* Data entries
-- -- --

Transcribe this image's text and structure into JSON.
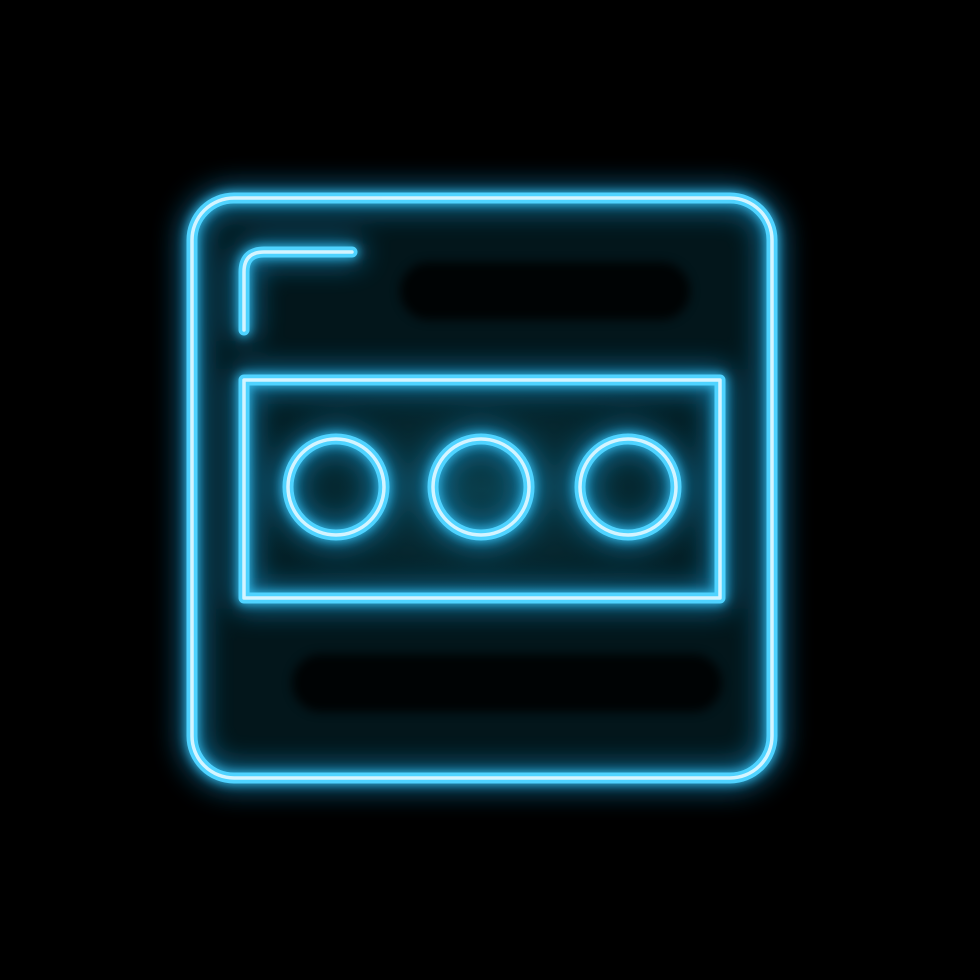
{
  "icon": {
    "name": "password-field-icon",
    "description_hidden": "",
    "glow_color": "#2fc8ff",
    "core_color": "#dff7ff",
    "background_color": "#000000",
    "masked_characters": 3
  }
}
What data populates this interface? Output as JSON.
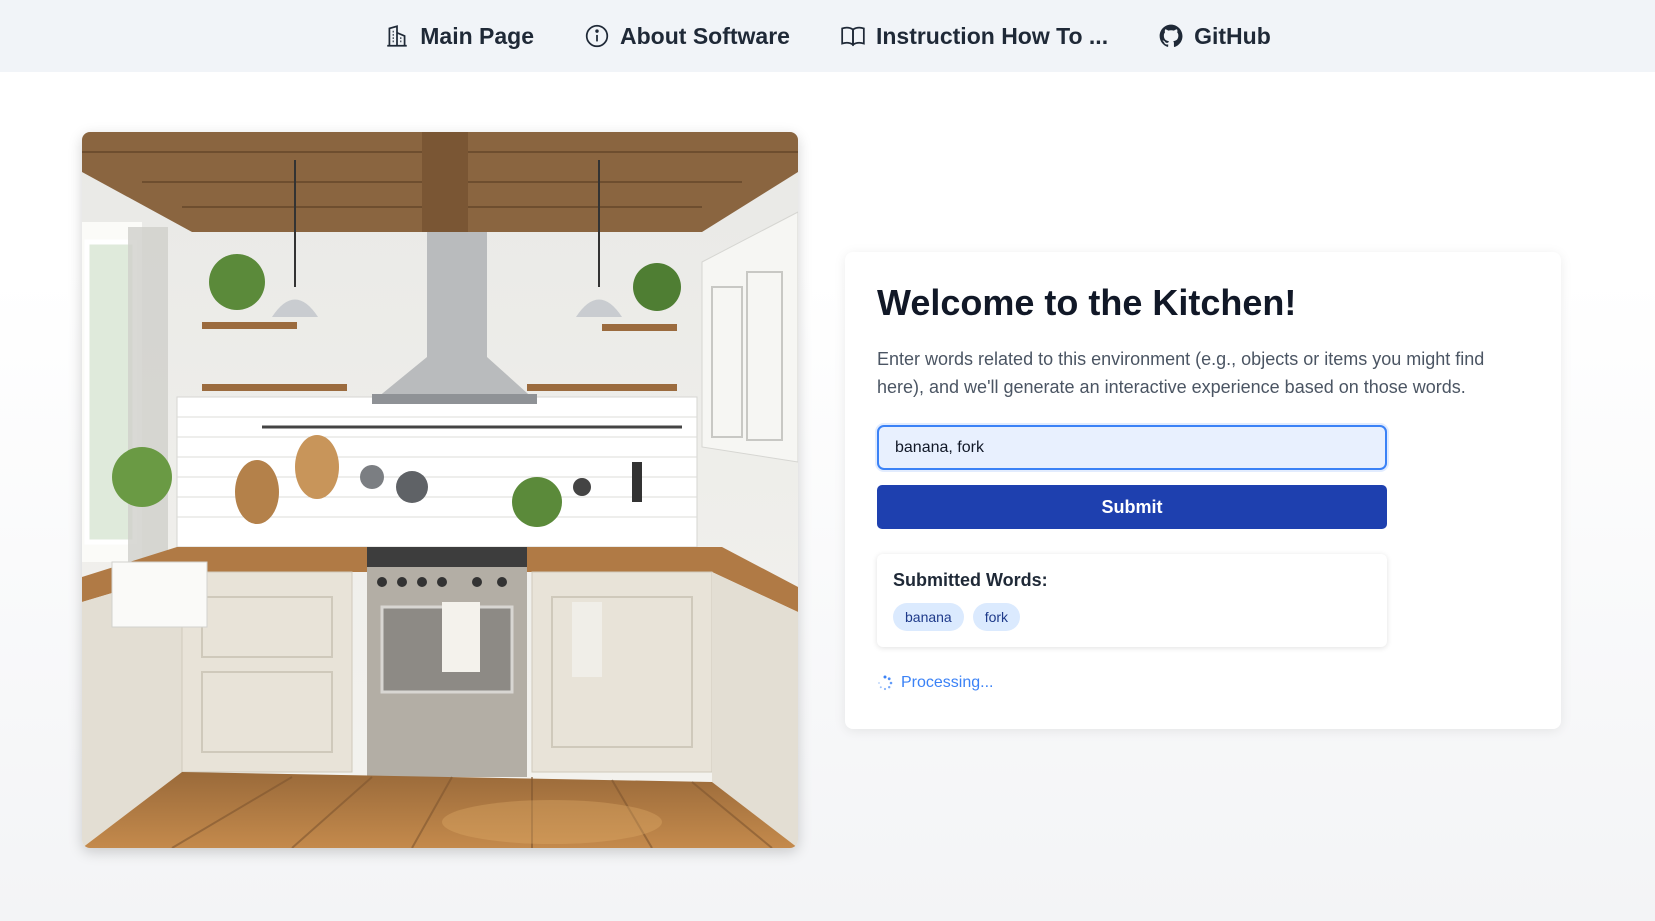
{
  "nav": {
    "items": [
      {
        "label": "Main Page",
        "icon": "building-icon"
      },
      {
        "label": "About Software",
        "icon": "info-icon"
      },
      {
        "label": "Instruction How To ...",
        "icon": "book-icon"
      },
      {
        "label": "GitHub",
        "icon": "github-icon"
      }
    ]
  },
  "hero": {
    "image_alt": "kitchen-illustration"
  },
  "card": {
    "title": "Welcome to the Kitchen!",
    "description": "Enter words related to this environment (e.g., objects or items you might find here), and we'll generate an interactive experience based on those words.",
    "input_value": "banana, fork",
    "submit_label": "Submit",
    "submitted_heading": "Submitted Words:",
    "submitted_words": [
      "banana",
      "fork"
    ],
    "status_text": "Processing..."
  },
  "colors": {
    "accent": "#1e40af",
    "nav_bg": "#f1f4f8",
    "tag_bg": "#dbeafe",
    "status": "#3b82f6"
  }
}
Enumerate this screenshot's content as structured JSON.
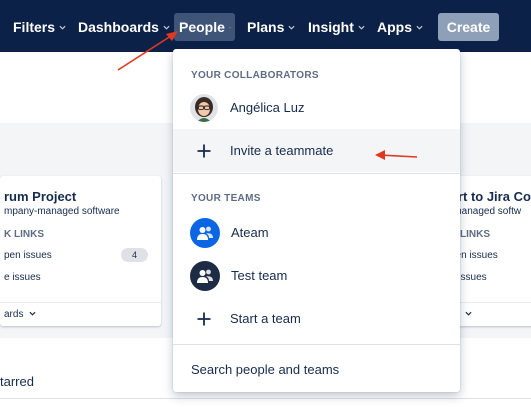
{
  "nav": {
    "items": [
      {
        "label": "Filters"
      },
      {
        "label": "Dashboards"
      },
      {
        "label": "People"
      },
      {
        "label": "Plans"
      },
      {
        "label": "Insight"
      },
      {
        "label": "Apps"
      }
    ],
    "create_label": "Create"
  },
  "background": {
    "left_card": {
      "title": "rum Project",
      "subtitle": "mpany-managed software",
      "quick_links": "K LINKS",
      "line1": "pen issues",
      "line1_count": "4",
      "line2": "e issues",
      "footer": "ards"
    },
    "right_card": {
      "title": "ort to Jira Co",
      "subtitle": "-managed softw",
      "quick_links": "K LINKS",
      "line1": "pen issues",
      "line2": "e issues",
      "footer": "rd"
    },
    "starred": "tarred"
  },
  "dropdown": {
    "collaborators_heading": "YOUR COLLABORATORS",
    "collaborator_name": "Angélica Luz",
    "invite_label": "Invite a teammate",
    "teams_heading": "YOUR TEAMS",
    "teams": [
      {
        "name": "Ateam",
        "color": "#0c66e4"
      },
      {
        "name": "Test team",
        "color": "#1d2b44"
      }
    ],
    "start_team_label": "Start a team",
    "search_label": "Search people and teams"
  },
  "colors": {
    "nav_bg": "#0b2147",
    "annotation_arrow": "#e03a1e"
  }
}
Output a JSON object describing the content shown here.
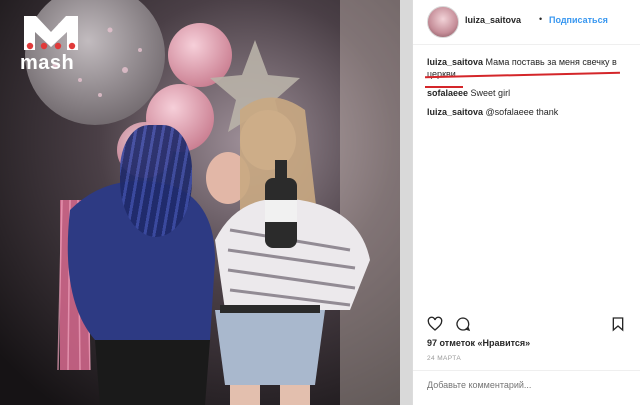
{
  "logo": {
    "brand": "mash"
  },
  "post": {
    "username": "luiza_saitova",
    "separator": "•",
    "follow_label": "Подписаться",
    "comments": [
      {
        "user": "luiza_saitova",
        "text": "Мама поставь за меня свечку в церкви"
      },
      {
        "user": "sofalaeee",
        "text": "Sweet girl"
      },
      {
        "user": "luiza_saitova",
        "text": "@sofalaeee thank"
      }
    ],
    "likes_text": "97 отметок «Нравится»",
    "date": "24 МАРТА",
    "add_comment_placeholder": "Добавьте комментарий..."
  },
  "icons": [
    "heart-icon",
    "comment-icon",
    "bookmark-icon"
  ]
}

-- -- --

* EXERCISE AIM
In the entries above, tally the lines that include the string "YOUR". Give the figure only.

* RESPONSE TO THE TASK
2